LONDON — Prince Philip, the 97-year-old husband of Queen Elizabeth II of Britain, has apologized to a woman who was injured in a car crash he was involved in this month, British news outlets reported on Sunday.
The Duke of Edinburgh sent an apology letter to Emma Fairweather, who sustained a broken wrist when his Land Rover hit the Kia minivan in which she was traveling near the royal estate of Sandringham on Jan. 17.
In the note, written on Sandringham stationery and dated Jan. 21, the duke said he was “deeply sorry” and wished Ms. Fairweather a “speedy recovery.” He also acknowledged that the accident had left him “somewhat shaken,” a rare admission from a member of the royal family.
“I would like you to know how very sorry I am for my part in the accident at the Babingley crossroads,” Prince Philip said in the letter, acknowledging his share of responsibility. The note was first published online by The Sunday Mirror.
The crash flipped the armor-plated Land Rover that Prince Philip was driving, and the minivan careened off the road. Prince Philip and a 9-month-old child in the minivan were unhurt, but Ms. Fairweather broke her wrist and the driver of the minivan had cuts to her knee.
Some Britons expressed confusion over why the prince was driving, particularly at age 97. As for why he steered off the A149 road that Thursday, the prince reportedly told police officers that he had been “dazzled by the sun.”
He returned to that point in his letter to Ms. Fairweather. “It was a bright sunny day,” he wrote. “The sun was shining low over the main road.”
“In normal conditions I would have no difficulty in seeing traffic coming from the Dersingham direction,” he continued, as if to address the debate about older drivers in Britain. “But I can only imagine that I failed to see the car coming, and I am very contrite about the consequences.”
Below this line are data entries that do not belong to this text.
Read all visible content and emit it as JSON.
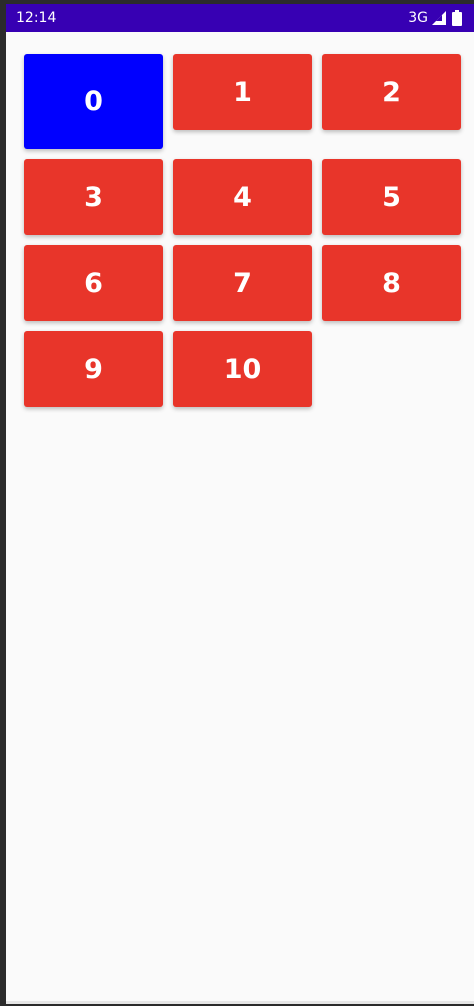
{
  "status_bar": {
    "time": "12:14",
    "network": "3G",
    "signal_icon": "signal-icon",
    "battery_icon": "battery-icon",
    "color": "#3700b3"
  },
  "tiles": [
    {
      "label": "0",
      "color": "#0000ff",
      "selected": true
    },
    {
      "label": "1",
      "color": "#e8352a"
    },
    {
      "label": "2",
      "color": "#e8352a"
    },
    {
      "label": "3",
      "color": "#e8352a"
    },
    {
      "label": "4",
      "color": "#e8352a"
    },
    {
      "label": "5",
      "color": "#e8352a"
    },
    {
      "label": "6",
      "color": "#e8352a"
    },
    {
      "label": "7",
      "color": "#e8352a"
    },
    {
      "label": "8",
      "color": "#e8352a"
    },
    {
      "label": "9",
      "color": "#e8352a"
    },
    {
      "label": "10",
      "color": "#e8352a"
    }
  ]
}
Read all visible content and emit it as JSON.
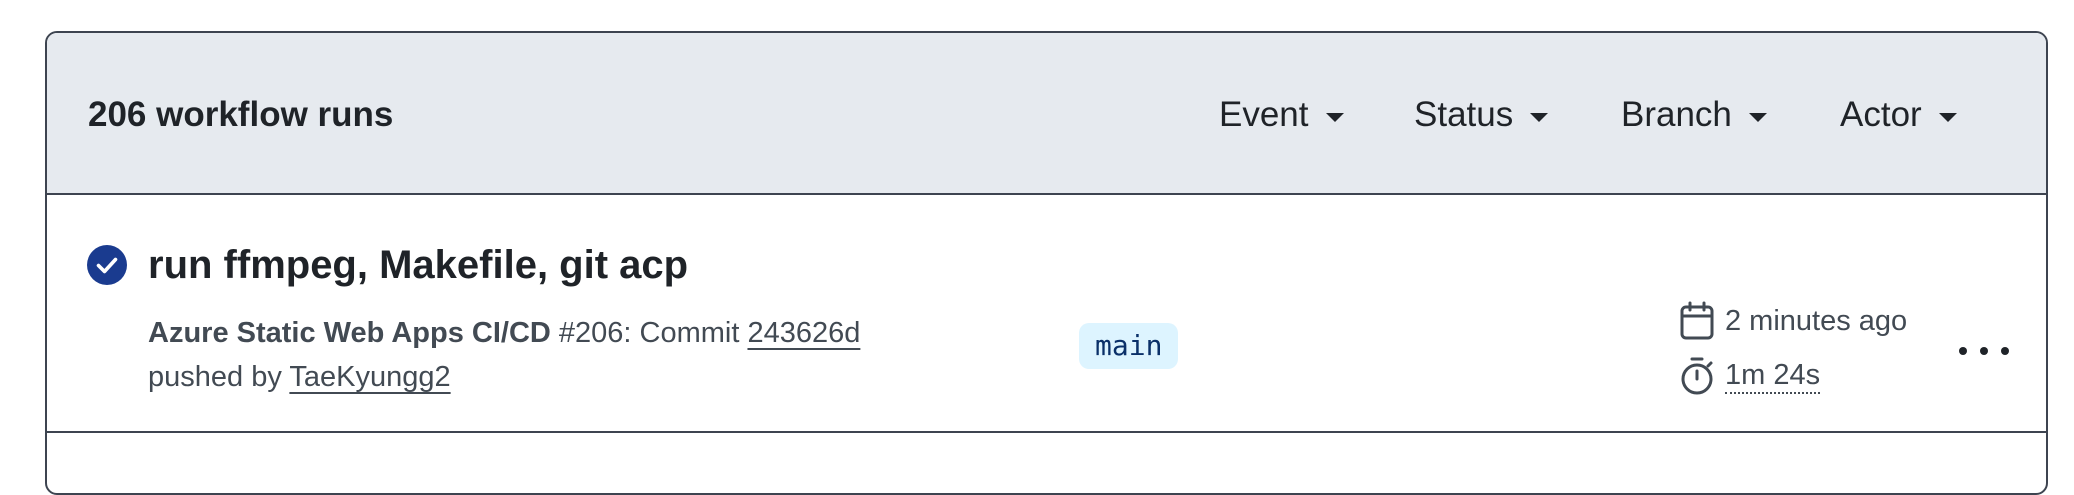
{
  "header": {
    "runs_count": "206 workflow runs",
    "filters": [
      {
        "label": "Event"
      },
      {
        "label": "Status"
      },
      {
        "label": "Branch"
      },
      {
        "label": "Actor"
      }
    ]
  },
  "runs": [
    {
      "status": "success",
      "title": "run ffmpeg, Makefile, git acp",
      "workflow_name": "Azure Static Web Apps CI/CD",
      "run_number": "#206",
      "commit_prefix": ": Commit ",
      "commit_sha": "243626d",
      "pushed_by_prefix": "pushed by ",
      "actor": "TaeKyungg2",
      "branch": "main",
      "created": "2 minutes ago",
      "duration": "1m 24s"
    }
  ],
  "colors": {
    "success": "#1a3b8f",
    "header_bg": "#e6eaef",
    "branch_bg": "#ddf4ff",
    "branch_text": "#0a3069"
  },
  "icons": {
    "status": "check-circle-icon",
    "calendar": "calendar-icon",
    "stopwatch": "stopwatch-icon",
    "menu": "kebab-horizontal-icon",
    "caret": "triangle-down-icon"
  }
}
Ms. Fairweather had previously expressed dismay that Prince Philip had not personally apologized to her, saying in an interview with The Mirror two days after the accident, “He hasn’t even said sorry.”
At the time, she also disputed the duke’s claim that the sun had momentarily blinded him. “I can’t see how that could be true when it was overcast,” she said.
Since then, Ms. Fairweather has accepted the duke’s apology, calling his letter to her a “nice touch.” “He’s tried to give an explanation, so I appreciate that, whether I agree with it or not,” she told The Mirror.
While the four-paragraph letter was typed, Prince Philip addressed Ms. Fairweather by hand and signed the letter, a point that did not go unnoticed. “I thought it was really nice that he signed off as ‘Philip’ and not the formal title,” she told the British tabloid. “I was pleasantly surprised because of the personalized nature.”
Ms. Fairweather could not be reached for comment on Sunday.
“I wish you a speedy recovery from this very distressing experience,” Prince Philip wrote, signing off his letter.
Two days after the accident, Prince Philip was photographed driving another Land Rover outside the Sandringham Estate in Norfolk County in eastern England — this time without a seatbelt.